> [WORK REQUEST]: Return all lines of the data in which the string "title" occurs.

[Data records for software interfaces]
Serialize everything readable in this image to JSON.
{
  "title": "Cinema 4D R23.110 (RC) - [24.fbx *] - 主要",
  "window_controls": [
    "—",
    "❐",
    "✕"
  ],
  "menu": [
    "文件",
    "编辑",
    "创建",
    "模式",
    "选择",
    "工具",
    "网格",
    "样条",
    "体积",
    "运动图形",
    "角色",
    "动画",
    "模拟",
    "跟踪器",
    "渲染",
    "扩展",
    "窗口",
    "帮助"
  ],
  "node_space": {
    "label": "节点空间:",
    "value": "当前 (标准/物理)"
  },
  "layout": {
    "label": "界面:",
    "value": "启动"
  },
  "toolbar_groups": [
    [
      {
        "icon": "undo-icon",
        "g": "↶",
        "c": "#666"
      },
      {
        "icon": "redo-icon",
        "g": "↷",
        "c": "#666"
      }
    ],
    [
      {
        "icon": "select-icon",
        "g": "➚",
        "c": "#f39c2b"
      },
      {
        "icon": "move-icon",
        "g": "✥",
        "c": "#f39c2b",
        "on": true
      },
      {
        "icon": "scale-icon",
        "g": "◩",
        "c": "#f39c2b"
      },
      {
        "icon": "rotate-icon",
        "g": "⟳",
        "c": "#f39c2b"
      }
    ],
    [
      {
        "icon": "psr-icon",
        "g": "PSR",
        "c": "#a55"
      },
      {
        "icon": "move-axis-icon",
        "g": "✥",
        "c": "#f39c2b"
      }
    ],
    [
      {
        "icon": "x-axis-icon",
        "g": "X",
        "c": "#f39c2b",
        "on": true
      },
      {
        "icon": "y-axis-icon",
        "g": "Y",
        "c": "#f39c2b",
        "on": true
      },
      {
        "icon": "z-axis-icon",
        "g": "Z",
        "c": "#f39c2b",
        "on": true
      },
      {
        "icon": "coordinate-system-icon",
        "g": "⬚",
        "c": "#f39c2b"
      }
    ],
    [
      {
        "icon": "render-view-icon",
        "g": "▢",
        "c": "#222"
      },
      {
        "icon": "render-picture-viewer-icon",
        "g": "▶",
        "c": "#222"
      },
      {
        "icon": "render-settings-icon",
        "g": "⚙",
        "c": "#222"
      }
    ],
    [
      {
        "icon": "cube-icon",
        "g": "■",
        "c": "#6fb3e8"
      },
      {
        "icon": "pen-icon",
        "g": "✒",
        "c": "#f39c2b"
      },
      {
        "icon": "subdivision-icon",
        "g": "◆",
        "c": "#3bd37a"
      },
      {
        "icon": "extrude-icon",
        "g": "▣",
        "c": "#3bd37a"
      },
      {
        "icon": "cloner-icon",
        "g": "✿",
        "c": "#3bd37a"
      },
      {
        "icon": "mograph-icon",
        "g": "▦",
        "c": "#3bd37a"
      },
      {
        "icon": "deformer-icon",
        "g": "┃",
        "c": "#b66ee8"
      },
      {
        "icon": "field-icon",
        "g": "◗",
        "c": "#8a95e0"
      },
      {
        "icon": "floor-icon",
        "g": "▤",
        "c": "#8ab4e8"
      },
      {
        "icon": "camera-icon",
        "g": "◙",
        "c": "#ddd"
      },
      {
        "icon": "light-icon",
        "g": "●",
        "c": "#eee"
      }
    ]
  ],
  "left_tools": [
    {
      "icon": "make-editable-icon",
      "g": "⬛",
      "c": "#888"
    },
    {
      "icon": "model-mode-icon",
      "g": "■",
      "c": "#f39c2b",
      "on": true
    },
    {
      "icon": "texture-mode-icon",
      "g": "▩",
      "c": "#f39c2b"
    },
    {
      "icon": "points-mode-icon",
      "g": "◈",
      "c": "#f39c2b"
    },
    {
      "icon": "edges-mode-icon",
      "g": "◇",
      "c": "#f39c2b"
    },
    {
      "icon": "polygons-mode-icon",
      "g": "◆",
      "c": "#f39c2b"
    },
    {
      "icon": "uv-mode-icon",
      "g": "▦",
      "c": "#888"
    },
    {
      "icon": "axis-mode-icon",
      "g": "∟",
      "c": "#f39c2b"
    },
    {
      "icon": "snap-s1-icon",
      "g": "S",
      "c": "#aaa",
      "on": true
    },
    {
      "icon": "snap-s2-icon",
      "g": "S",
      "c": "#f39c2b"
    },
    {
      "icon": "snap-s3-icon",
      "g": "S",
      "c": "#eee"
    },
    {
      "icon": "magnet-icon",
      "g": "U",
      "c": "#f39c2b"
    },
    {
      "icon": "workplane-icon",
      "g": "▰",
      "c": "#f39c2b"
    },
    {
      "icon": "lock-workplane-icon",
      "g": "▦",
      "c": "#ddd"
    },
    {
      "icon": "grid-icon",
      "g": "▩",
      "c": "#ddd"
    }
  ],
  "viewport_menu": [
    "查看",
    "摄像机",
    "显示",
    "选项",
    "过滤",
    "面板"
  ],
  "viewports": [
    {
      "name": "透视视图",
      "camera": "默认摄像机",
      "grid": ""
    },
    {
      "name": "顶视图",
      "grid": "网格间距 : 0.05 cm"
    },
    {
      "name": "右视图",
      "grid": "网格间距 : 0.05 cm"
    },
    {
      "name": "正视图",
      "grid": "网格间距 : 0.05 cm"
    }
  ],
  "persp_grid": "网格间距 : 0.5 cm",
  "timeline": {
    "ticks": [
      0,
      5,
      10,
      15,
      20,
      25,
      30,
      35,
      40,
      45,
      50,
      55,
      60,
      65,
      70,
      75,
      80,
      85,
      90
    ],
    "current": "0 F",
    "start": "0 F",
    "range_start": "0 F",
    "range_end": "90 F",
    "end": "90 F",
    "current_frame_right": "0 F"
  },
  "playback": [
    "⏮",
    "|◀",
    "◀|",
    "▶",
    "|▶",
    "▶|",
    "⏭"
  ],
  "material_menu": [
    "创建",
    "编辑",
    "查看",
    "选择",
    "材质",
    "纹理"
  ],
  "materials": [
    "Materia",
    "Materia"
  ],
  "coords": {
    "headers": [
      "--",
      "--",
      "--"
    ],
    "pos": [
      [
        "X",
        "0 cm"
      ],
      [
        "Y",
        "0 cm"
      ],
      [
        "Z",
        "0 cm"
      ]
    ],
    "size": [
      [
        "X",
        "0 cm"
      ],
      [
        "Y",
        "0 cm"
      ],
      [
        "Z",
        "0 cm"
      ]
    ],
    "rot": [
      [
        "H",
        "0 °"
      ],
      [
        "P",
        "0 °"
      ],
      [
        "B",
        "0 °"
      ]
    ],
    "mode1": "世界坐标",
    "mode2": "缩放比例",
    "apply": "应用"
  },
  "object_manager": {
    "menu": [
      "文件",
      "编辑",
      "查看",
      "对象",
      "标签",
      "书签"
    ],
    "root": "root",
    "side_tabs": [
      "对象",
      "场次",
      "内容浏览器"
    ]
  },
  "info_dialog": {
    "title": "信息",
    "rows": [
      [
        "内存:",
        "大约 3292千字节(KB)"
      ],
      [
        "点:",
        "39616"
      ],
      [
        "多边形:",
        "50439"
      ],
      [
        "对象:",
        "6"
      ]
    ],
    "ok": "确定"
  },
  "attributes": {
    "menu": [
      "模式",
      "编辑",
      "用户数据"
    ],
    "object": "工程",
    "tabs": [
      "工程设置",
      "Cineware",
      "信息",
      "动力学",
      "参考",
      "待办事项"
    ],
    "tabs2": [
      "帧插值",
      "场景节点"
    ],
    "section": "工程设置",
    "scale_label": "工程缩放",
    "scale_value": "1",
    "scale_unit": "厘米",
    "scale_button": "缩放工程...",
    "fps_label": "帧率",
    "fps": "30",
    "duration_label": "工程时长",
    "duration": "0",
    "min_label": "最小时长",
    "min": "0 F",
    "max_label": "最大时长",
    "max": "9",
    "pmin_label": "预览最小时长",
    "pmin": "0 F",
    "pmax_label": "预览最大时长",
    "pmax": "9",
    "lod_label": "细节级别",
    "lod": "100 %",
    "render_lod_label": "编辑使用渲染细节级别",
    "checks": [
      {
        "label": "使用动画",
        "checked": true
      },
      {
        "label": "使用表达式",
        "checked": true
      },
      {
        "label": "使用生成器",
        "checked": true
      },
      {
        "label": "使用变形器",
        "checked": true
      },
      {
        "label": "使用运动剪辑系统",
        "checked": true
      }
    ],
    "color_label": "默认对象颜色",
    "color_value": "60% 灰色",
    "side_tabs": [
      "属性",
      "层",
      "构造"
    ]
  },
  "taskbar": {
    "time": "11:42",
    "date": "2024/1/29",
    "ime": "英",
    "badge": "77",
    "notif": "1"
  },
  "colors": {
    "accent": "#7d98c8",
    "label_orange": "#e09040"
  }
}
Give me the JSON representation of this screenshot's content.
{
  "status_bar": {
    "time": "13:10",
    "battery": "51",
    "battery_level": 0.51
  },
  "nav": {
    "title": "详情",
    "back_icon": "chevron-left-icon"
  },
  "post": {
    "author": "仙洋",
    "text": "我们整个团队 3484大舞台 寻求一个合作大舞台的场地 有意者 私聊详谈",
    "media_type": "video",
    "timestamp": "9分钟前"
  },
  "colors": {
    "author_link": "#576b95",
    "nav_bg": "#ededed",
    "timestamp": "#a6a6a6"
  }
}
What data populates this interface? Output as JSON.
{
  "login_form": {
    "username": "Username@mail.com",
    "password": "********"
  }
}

> [OUTPUT]:
  "title": "Cinema 4D R23.110 (RC) - [24.fbx *] - 主要",
    "title": "信息",
    "title": "详情",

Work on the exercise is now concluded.